(Dataset rows describing interfaces)
__________________________________________________
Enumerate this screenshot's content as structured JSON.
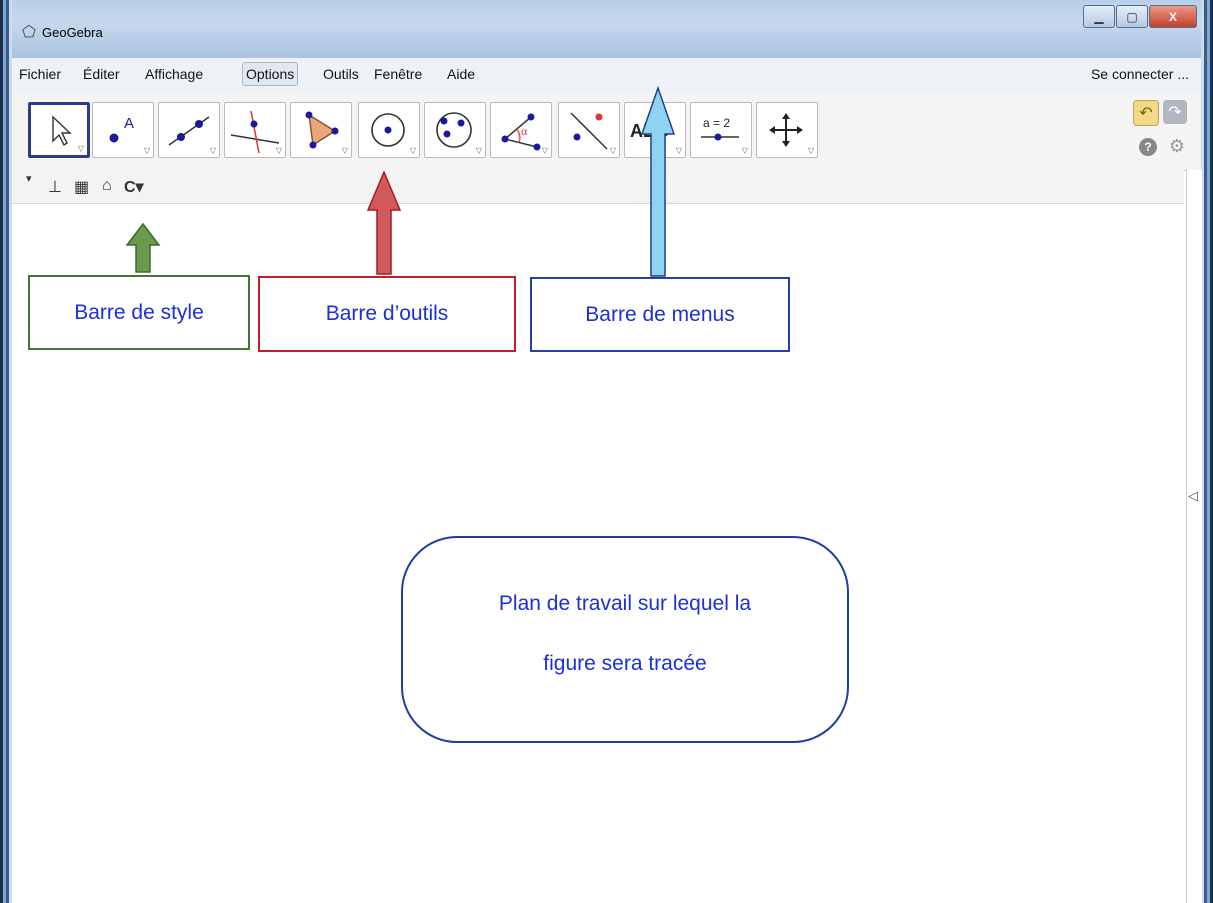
{
  "window": {
    "title": "GeoGebra",
    "app_icon": "geogebra-icon",
    "buttons": {
      "minimize": "▁",
      "maximize": "▢",
      "close": "X"
    }
  },
  "menubar": {
    "items": [
      "Fichier",
      "Éditer",
      "Affichage",
      "Options",
      "Outils",
      "Fenêtre",
      "Aide"
    ],
    "selected": "Options",
    "login_label": "Se connecter ..."
  },
  "toolbar": {
    "tools": [
      {
        "name": "move-tool-icon",
        "active": true
      },
      {
        "name": "point-tool-icon",
        "label": "A"
      },
      {
        "name": "line-tool-icon"
      },
      {
        "name": "perpendicular-tool-icon"
      },
      {
        "name": "polygon-tool-icon"
      },
      {
        "name": "circle-tool-icon"
      },
      {
        "name": "conic-tool-icon"
      },
      {
        "name": "angle-tool-icon",
        "label": "α"
      },
      {
        "name": "reflect-tool-icon"
      },
      {
        "name": "text-tool-icon",
        "label": "ABC"
      },
      {
        "name": "slider-tool-icon",
        "label": "a = 2"
      },
      {
        "name": "move-view-tool-icon"
      }
    ],
    "undo_icon": "undo-icon",
    "redo_icon": "redo-icon",
    "help_icon": "help-icon",
    "settings_icon": "gear-icon",
    "help_glyph": "?",
    "settings_glyph": "⚙"
  },
  "stylebar": {
    "icons": [
      "toggle-arrow-icon",
      "axes-icon",
      "grid-icon",
      "home-icon",
      "point-capture-icon"
    ],
    "glyphs": {
      "toggle": "▾",
      "axes": "⊥",
      "grid": "▦",
      "home": "⌂",
      "capture": "C▾"
    }
  },
  "annotations": {
    "style_bar": "Barre de style",
    "toolbar": "Barre d’outils",
    "menu_bar": "Barre de menus",
    "workspace_line1": "Plan de travail sur lequel la",
    "workspace_line2": "figure sera tracée"
  },
  "colors": {
    "green_arrow": "#6a9a4e",
    "red_arrow": "#d0595b",
    "blue_arrow": "#8ed3f0",
    "annotation_text": "#1c2fd8"
  }
}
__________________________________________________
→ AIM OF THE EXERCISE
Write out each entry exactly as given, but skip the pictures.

→ THE ANSWER
Enumerate this screenshot's content as structured JSON.
{
  "window": {
    "title": "GeoGebra",
    "app_icon": "geogebra-icon",
    "buttons": {
      "minimize": "▁",
      "maximize": "▢",
      "close": "X"
    }
  },
  "menubar": {
    "items": [
      "Fichier",
      "Éditer",
      "Affichage",
      "Options",
      "Outils",
      "Fenêtre",
      "Aide"
    ],
    "selected": "Options",
    "login_label": "Se connecter ..."
  },
  "toolbar": {
    "tools": [
      {
        "name": "move-tool-icon",
        "active": true
      },
      {
        "name": "point-tool-icon",
        "label": "A"
      },
      {
        "name": "line-tool-icon"
      },
      {
        "name": "perpendicular-tool-icon"
      },
      {
        "name": "polygon-tool-icon"
      },
      {
        "name": "circle-tool-icon"
      },
      {
        "name": "conic-tool-icon"
      },
      {
        "name": "angle-tool-icon",
        "label": "α"
      },
      {
        "name": "reflect-tool-icon"
      },
      {
        "name": "text-tool-icon",
        "label": "ABC"
      },
      {
        "name": "slider-tool-icon",
        "label": "a = 2"
      },
      {
        "name": "move-view-tool-icon"
      }
    ],
    "undo_icon": "undo-icon",
    "redo_icon": "redo-icon",
    "help_icon": "help-icon",
    "settings_icon": "gear-icon",
    "help_glyph": "?",
    "settings_glyph": "⚙"
  },
  "stylebar": {
    "icons": [
      "toggle-arrow-icon",
      "axes-icon",
      "grid-icon",
      "home-icon",
      "point-capture-icon"
    ],
    "glyphs": {
      "toggle": "▾",
      "axes": "⊥",
      "grid": "▦",
      "home": "⌂",
      "capture": "C▾"
    }
  },
  "annotations": {
    "style_bar": "Barre de style",
    "toolbar": "Barre d’outils",
    "menu_bar": "Barre de menus",
    "workspace_line1": "Plan de travail sur lequel la",
    "workspace_line2": "figure sera tracée"
  },
  "colors": {
    "green_arrow": "#6a9a4e",
    "red_arrow": "#d0595b",
    "blue_arrow": "#8ed3f0",
    "annotation_text": "#1c2fd8"
  }
}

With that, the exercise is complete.